An Explanation

An Explanation

It has always been "Salient's" policy to foster freedom of speech to the maximum. No University publication can find excuse for existence if this essential pre-requisite is not whole-heartedly observed.

In the contemporary world clear, untrammelled thinking is frighteningly urgent—on the part of students as much as on the part of others. Academic seclusion has been the assiduous vice of the University for centuries, but today no one is exempt. So much is undeniable.

Accordingly, "Salient" has concerned itself with any problem which was considered of real and present importance to its readers. To obviate any unwarranted generalisations, all controversial articles have been signed by the person responsible for them. As such they are merely the opinion of the individual who expresses them. No system can, we think, be fairer.

Ever since its inception "Salient" has solicited contributions from students. We have stressed this untiringly—to quote the first issue of this year: "It is hoped that this year, even more than last, students will use "Salient" to say what they think. Let it be said once again that the sole qualification of any article, necessary to ensure its publication, is its readableness. Any well-expressed opinion will be printed."

In these circumstances, if anyone complains concerning the subject matter of "Salient." it can only be considered as a commentary on such a person's reluctance or inability to express his opinions coherently.

In spite of this, criticism of "Salient" has been unflaggingly sustained by certain groups of people. They have alleged all manner of failings, from "incompetence" to "deliberate suppression." Never once, let it be said, have those concerned, in spite of repeated requests, come forward to write for "Salient" or to offer concrete proposals for its improvement. Rather, they have preferred to throw stones from a distance. The matter came abruptly to a head on Monday night during the Annual General Meeting of the Students' Association, when the "Salient" staff was attacked with, if nothing else, not inconsiderable vehemence.

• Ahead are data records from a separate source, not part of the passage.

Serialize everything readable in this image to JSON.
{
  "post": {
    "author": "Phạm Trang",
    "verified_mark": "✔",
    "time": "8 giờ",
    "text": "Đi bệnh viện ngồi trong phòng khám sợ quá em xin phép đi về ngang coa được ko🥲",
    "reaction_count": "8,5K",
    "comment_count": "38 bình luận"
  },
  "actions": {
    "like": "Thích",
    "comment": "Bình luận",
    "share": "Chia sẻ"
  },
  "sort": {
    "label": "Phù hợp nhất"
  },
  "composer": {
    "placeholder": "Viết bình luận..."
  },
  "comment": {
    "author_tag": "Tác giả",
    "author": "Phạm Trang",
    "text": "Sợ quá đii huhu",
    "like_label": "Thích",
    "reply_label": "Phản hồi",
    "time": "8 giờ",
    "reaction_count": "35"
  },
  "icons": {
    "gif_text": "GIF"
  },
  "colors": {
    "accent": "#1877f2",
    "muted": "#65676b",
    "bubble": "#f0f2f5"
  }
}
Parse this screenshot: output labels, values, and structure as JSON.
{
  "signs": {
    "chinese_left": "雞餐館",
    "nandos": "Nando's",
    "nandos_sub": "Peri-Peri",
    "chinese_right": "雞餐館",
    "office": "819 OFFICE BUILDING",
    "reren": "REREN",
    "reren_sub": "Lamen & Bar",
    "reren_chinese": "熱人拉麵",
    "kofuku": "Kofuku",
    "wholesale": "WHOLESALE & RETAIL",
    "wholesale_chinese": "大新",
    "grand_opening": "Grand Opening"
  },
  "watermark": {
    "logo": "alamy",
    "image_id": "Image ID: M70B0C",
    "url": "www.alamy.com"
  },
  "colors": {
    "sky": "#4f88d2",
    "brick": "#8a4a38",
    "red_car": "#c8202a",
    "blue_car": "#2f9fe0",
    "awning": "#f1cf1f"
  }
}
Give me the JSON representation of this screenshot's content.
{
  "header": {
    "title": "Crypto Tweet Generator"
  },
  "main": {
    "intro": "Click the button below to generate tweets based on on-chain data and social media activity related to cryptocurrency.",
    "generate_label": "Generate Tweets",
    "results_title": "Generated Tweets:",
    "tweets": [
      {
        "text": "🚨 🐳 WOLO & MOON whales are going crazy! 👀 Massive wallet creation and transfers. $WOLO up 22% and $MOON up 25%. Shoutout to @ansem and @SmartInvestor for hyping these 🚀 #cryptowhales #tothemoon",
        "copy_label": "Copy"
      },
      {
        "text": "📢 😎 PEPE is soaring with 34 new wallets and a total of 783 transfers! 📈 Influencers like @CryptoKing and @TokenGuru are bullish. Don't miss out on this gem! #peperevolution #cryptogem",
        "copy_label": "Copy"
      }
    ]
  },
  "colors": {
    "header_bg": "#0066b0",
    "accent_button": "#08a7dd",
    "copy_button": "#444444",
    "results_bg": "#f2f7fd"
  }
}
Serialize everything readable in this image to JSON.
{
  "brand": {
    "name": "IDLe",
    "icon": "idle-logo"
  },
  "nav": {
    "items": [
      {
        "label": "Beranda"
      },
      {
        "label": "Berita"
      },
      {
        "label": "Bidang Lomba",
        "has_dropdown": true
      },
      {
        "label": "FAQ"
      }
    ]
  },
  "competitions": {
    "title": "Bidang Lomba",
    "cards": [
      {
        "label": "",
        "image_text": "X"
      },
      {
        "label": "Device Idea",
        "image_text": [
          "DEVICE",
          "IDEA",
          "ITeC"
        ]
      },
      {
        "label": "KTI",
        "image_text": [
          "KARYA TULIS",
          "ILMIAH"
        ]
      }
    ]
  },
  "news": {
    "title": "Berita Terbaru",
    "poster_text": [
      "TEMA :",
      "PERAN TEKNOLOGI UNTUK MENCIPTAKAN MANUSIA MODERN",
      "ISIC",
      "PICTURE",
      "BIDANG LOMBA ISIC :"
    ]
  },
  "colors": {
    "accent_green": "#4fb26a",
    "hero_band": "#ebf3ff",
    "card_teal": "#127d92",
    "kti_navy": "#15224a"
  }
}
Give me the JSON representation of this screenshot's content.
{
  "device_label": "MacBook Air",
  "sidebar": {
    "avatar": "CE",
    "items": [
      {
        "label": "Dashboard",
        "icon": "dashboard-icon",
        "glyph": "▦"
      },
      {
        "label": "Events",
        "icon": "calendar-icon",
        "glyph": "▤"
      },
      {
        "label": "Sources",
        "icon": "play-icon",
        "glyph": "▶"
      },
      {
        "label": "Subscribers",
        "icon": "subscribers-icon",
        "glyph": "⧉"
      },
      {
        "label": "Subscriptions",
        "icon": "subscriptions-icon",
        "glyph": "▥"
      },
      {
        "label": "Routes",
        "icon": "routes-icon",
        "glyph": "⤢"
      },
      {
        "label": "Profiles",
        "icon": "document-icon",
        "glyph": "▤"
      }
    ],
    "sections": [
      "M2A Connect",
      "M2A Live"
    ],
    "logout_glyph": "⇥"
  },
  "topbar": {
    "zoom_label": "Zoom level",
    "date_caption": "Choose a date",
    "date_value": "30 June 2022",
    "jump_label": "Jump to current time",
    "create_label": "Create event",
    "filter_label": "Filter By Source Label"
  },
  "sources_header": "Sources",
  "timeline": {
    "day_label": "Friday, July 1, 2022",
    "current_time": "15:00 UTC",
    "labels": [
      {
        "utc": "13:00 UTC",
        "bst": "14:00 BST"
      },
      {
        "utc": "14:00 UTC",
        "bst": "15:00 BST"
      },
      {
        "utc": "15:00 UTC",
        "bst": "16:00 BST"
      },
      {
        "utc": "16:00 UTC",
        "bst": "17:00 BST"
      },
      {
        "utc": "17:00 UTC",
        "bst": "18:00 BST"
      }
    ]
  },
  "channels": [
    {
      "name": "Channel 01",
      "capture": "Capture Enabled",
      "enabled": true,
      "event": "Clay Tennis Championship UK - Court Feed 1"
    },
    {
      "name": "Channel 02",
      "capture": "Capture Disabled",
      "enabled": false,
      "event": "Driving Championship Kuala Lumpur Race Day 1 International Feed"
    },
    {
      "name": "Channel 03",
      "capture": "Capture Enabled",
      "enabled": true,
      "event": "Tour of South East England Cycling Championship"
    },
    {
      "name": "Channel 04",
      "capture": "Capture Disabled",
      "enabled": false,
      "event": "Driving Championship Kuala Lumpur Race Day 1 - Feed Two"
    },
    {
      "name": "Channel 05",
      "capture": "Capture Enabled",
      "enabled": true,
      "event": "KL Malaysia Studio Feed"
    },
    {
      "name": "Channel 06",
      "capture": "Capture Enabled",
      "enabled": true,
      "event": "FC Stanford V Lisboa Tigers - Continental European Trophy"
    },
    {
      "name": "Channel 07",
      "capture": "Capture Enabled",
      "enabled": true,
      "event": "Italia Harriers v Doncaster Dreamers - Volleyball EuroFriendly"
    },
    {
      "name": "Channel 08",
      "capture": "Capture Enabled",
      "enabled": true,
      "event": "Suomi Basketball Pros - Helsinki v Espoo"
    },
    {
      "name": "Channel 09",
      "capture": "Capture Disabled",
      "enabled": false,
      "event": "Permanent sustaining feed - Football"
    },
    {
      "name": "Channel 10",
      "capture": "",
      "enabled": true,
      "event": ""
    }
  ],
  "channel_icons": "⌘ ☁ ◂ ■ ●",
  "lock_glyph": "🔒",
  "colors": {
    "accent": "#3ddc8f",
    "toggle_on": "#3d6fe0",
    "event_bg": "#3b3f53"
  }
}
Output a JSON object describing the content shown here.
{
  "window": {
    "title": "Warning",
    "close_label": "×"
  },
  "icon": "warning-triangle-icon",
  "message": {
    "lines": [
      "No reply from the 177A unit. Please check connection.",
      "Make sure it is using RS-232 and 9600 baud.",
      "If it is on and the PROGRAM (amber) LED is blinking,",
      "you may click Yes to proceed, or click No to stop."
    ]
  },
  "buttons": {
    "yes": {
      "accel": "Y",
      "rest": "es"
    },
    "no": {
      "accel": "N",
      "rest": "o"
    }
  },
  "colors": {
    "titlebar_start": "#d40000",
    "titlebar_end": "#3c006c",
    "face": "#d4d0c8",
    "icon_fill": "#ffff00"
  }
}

The opportunity for those concerned to "right the wrongs' of which they contrive to speak so uncontrollably, has been always available—to arrange to write for "Salient." This course, for some unknowable reason, they have unfailingly declined.

Tired as they are of such an unsupportable position, the editorial staff of "Salient" have decided to offer their disgruntled and vociferous critics a very obvious solution—they are to have sole control of the editing, publication and production of the next two issues of "Salient."

Here is the text of an agreement which explains itself:—

It is Hereby Agreed by and between the parties hereto:
1.That Mr. Mitchell shall have sole control over the editing, publication, and production of the next two issues of "Salient"—namely, those issues which are to appear on July 5th and July 12th next.
2.That Mr. Mitchell may make use of the present system of distribution.
3.That there be no obligation on the members of "Salient's" present staff to assist Mr. Mitchell in any way.

J. D. Freeman

, Editor, "Salient."

W. S. Mitchell.

Witness: R. W. Edgley, Chairman.

It is to be hoped that all those who in the past have seen fit to disagree with "Salient" and its policy—and they are not unknown among us—will now see fit to justify themselves. If they do not there are several very, very obvious conclusions to be drawn.

The regular staff have now vacated their room—they are writing for "Spike."